CCN is a new networking paradigm. The routing is based on the information itself, so as to find sources that can deliver the requested content without having an a priori location for the content.
The communication is then largely different from the IP model, where a communication path between two end hosts is established first before the actual exchange of information. In CCN, there is no connection, and any node (source or caches) having the content can provide it; the decision is just based on the content names.
This approach can present a great opportunity for the Internet of Things (IoT) networks, where the main goal is to collect information provided by some IoT objects (say, sensors for temperature, pollution, heart rate, metering, etc.).

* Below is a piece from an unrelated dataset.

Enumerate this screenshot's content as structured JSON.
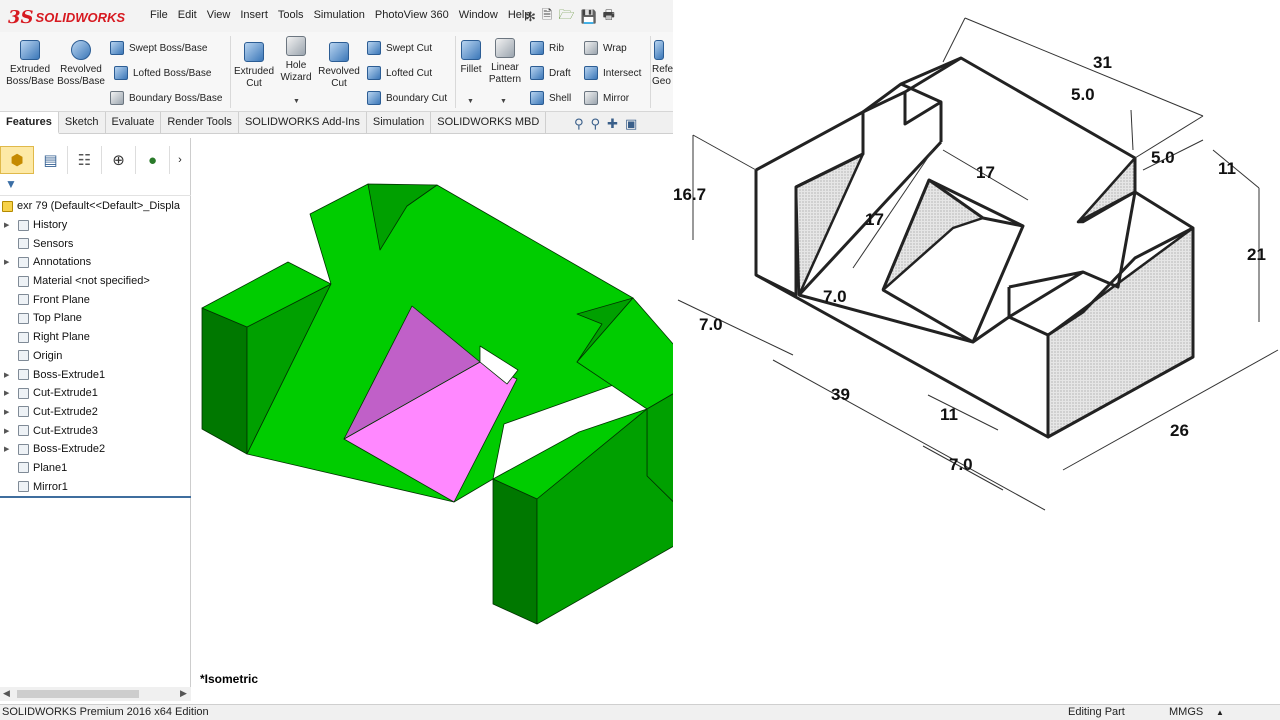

In IoT, the end-user wants to know what the value of some parameter is and have a network which follows similar principles can then offer ease to gather this information.
In CCN, information objects are hierarchically named so that they can be aggregated into prefixes.

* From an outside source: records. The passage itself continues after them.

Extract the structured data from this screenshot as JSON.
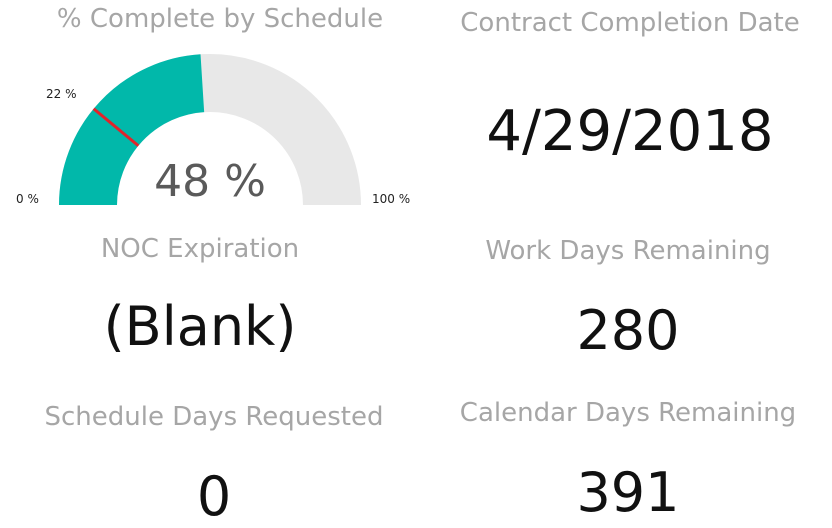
{
  "gauge": {
    "title": "% Complete by Schedule",
    "value_pct": 48,
    "target_pct": 22,
    "min_label": "0 %",
    "max_label": "100 %",
    "target_label": "22 %",
    "center_label": "48 %",
    "fill_color": "#01b8aa",
    "track_color": "#e8e8e8",
    "target_color": "#e0242b"
  },
  "cards": {
    "contract_completion": {
      "title": "Contract Completion Date",
      "value": "4/29/2018"
    },
    "noc_expiration": {
      "title": "NOC Expiration",
      "value": "(Blank)"
    },
    "work_days_remaining": {
      "title": "Work Days Remaining",
      "value": "280"
    },
    "schedule_days_requested": {
      "title": "Schedule Days Requested",
      "value": "0"
    },
    "calendar_days_remaining": {
      "title": "Calendar Days Remaining",
      "value": "391"
    }
  }
}
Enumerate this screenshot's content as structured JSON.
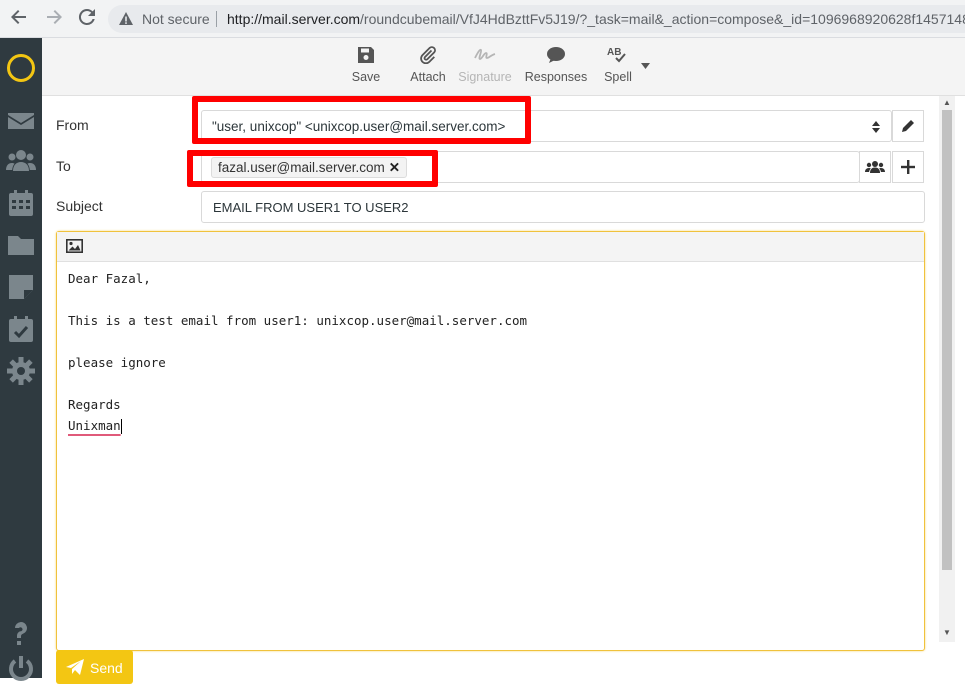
{
  "browser": {
    "security_label": "Not secure",
    "url_host": "http://mail.server.com",
    "url_path": "/roundcubemail/VfJ4HdBzttFv5J19/?_task=mail&_action=compose&_id=1096968920628f1457148"
  },
  "toolbar": {
    "save": "Save",
    "attach": "Attach",
    "signature": "Signature",
    "responses": "Responses",
    "spell": "Spell"
  },
  "compose": {
    "from_label": "From",
    "from_value": "\"user, unixcop\" <unixcop.user@mail.server.com>",
    "to_label": "To",
    "to_recipient": "fazal.user@mail.server.com",
    "subject_label": "Subject",
    "subject_value": "EMAIL FROM USER1 TO USER2",
    "body_lines": [
      "Dear Fazal,",
      "",
      "This is a test email from user1: unixcop.user@mail.server.com",
      "",
      "please ignore",
      "",
      "Regards",
      "Unixman"
    ]
  },
  "send_label": "Send",
  "colors": {
    "accent": "#f3c613",
    "sidebar": "#2f3a40",
    "highlight": "#ff0000"
  },
  "icons": [
    "back-icon",
    "forward-icon",
    "reload-icon",
    "warning-icon",
    "save-icon",
    "attach-icon",
    "signature-icon",
    "responses-icon",
    "spell-icon",
    "pencil-icon",
    "contacts-icon",
    "plus-icon",
    "image-icon",
    "send-icon"
  ]
}
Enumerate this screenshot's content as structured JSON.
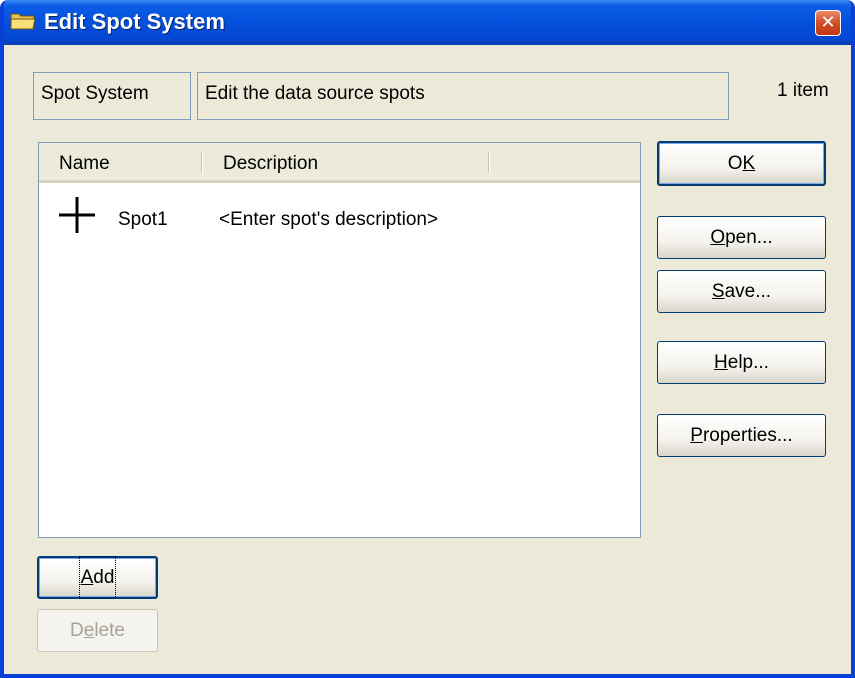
{
  "window": {
    "title": "Edit Spot System",
    "icon": "folder-icon",
    "close_glyph": "✕"
  },
  "header": {
    "name_box": "Spot System",
    "desc_box": "Edit the data source spots",
    "item_count": "1 item"
  },
  "list": {
    "columns": [
      "Name",
      "Description"
    ],
    "rows": [
      {
        "icon": "crosshair-icon",
        "name": "Spot1",
        "description": "<Enter spot's description>"
      }
    ]
  },
  "buttons": {
    "ok": {
      "label": "OK",
      "mnemonic": "K"
    },
    "open": {
      "label": "Open...",
      "mnemonic": "O"
    },
    "save": {
      "label": "Save...",
      "mnemonic": "S"
    },
    "help": {
      "label": "Help...",
      "mnemonic": "H"
    },
    "properties": {
      "label": "Properties...",
      "mnemonic": "P"
    },
    "add": {
      "label": "Add",
      "mnemonic": "A"
    },
    "delete": {
      "label": "Delete",
      "mnemonic": "e",
      "disabled": true
    }
  }
}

The main motivation for hierarchical naming is that forwarding content by name can be performed by using concepts similar to IP forwarding based on longest prefix matching lookups. Names are hierarchically organized in a lexicographic ordered tree data structure.
With the hierarchical naming scheme, the trust establishment between content publishers and content consumers in CCN can also be hierarchically structured by using the SDSI/SPKI model and authorization at one level of the namespace can be granted by a key certified at a higher level.
CCN communications are based on two packet types: Interest and Data. A consumer asks for content by broadcasting over the network an Interest in that content.
Any host hearing this Interest forwards it to its neighbors unless it locally holds the queried content and can immediately serve the consumer with a Data message.
The latter case means that the name in the Interest is a prefix of the content name in the Data packet. As Interest and Data packets are identified by the full or relative name of queried content, any CCN node involved in the communication can cache data or use the Interest to update its Forwarding Information Base (FIB).
CCN forwarding is actually similar to the IP forwarding plane for fast lookup of content names in the Interest packets.
The figure describes the functional parts of a CCN node: the FIB to find the appropriate interface(s) to which arriving Interest packets should be forwarded to reach the providers of queried content, a Content A store that is the buffer memory for content caching (typically using an LRU policy to keep new content), and a Pending Interest Table (PIT) to keep track of the inbound interfaces of received Interest packets so that a Data packet sent back as a response to an Interest registered in the table will be delivered to the right interface(s).